TASK ITEM: Return all of the data exactly as given.
——————
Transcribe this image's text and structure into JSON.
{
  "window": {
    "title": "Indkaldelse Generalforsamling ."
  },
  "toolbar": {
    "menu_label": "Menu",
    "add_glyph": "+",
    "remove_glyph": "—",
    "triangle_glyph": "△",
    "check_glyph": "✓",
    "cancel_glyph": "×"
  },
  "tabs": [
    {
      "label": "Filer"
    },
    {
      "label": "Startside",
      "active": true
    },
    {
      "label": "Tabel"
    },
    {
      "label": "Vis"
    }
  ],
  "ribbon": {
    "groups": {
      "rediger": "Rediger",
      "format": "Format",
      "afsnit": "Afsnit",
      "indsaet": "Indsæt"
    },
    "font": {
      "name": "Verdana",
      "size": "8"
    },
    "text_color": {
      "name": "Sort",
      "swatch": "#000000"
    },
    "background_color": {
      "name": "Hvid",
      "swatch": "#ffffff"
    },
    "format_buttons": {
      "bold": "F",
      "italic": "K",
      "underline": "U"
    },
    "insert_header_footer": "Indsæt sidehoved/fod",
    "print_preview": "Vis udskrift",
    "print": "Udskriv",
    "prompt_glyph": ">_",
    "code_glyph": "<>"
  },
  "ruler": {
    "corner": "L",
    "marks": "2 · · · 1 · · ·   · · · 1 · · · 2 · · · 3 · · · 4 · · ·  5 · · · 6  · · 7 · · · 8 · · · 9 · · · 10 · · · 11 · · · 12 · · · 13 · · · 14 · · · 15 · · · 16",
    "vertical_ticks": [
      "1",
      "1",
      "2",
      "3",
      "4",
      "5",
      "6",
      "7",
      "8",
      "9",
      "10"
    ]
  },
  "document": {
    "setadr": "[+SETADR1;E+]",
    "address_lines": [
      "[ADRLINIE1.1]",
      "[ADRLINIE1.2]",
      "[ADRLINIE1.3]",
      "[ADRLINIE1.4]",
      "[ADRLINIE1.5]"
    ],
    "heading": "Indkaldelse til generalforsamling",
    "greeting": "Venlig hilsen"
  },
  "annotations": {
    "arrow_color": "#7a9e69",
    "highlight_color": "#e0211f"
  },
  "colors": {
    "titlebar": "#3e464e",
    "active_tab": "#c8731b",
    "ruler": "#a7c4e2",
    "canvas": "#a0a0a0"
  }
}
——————
OUTPUT:
Transcribe this image's text and structure into JSON.
{
  "window": {
    "title": "Indkaldelse Generalforsamling ."
  },
  "toolbar": {
    "menu_label": "Menu",
    "add_glyph": "+",
    "remove_glyph": "—",
    "triangle_glyph": "△",
    "check_glyph": "✓",
    "cancel_glyph": "×"
  },
  "tabs": [
    {
      "label": "Filer"
    },
    {
      "label": "Startside",
      "active": true
    },
    {
      "label": "Tabel"
    },
    {
      "label": "Vis"
    }
  ],
  "ribbon": {
    "groups": {
      "rediger": "Rediger",
      "format": "Format",
      "afsnit": "Afsnit",
      "indsaet": "Indsæt"
    },
    "font": {
      "name": "Verdana",
      "size": "8"
    },
    "text_color": {
      "name": "Sort",
      "swatch": "#000000"
    },
    "background_color": {
      "name": "Hvid",
      "swatch": "#ffffff"
    },
    "format_buttons": {
      "bold": "F",
      "italic": "K",
      "underline": "U"
    },
    "insert_header_footer": "Indsæt sidehoved/fod",
    "print_preview": "Vis udskrift",
    "print": "Udskriv",
    "prompt_glyph": ">_",
    "code_glyph": "<>"
  },
  "ruler": {
    "corner": "L",
    "marks": "2 · · · 1 · · ·   · · · 1 · · · 2 · · · 3 · · · 4 · · ·  5 · · · 6  · · 7 · · · 8 · · · 9 · · · 10 · · · 11 · · · 12 · · · 13 · · · 14 · · · 15 · · · 16",
    "vertical_ticks": [
      "1",
      "1",
      "2",
      "3",
      "4",
      "5",
      "6",
      "7",
      "8",
      "9",
      "10"
    ]
  },
  "document": {
    "setadr": "[+SETADR1;E+]",
    "address_lines": [
      "[ADRLINIE1.1]",
      "[ADRLINIE1.2]",
      "[ADRLINIE1.3]",
      "[ADRLINIE1.4]",
      "[ADRLINIE1.5]"
    ],
    "heading": "Indkaldelse til generalforsamling",
    "greeting": "Venlig hilsen"
  },
  "annotations": {
    "arrow_color": "#7a9e69",
    "highlight_color": "#e0211f"
  },
  "colors": {
    "titlebar": "#3e464e",
    "active_tab": "#c8731b",
    "ruler": "#a7c4e2",
    "canvas": "#a0a0a0"
  }
}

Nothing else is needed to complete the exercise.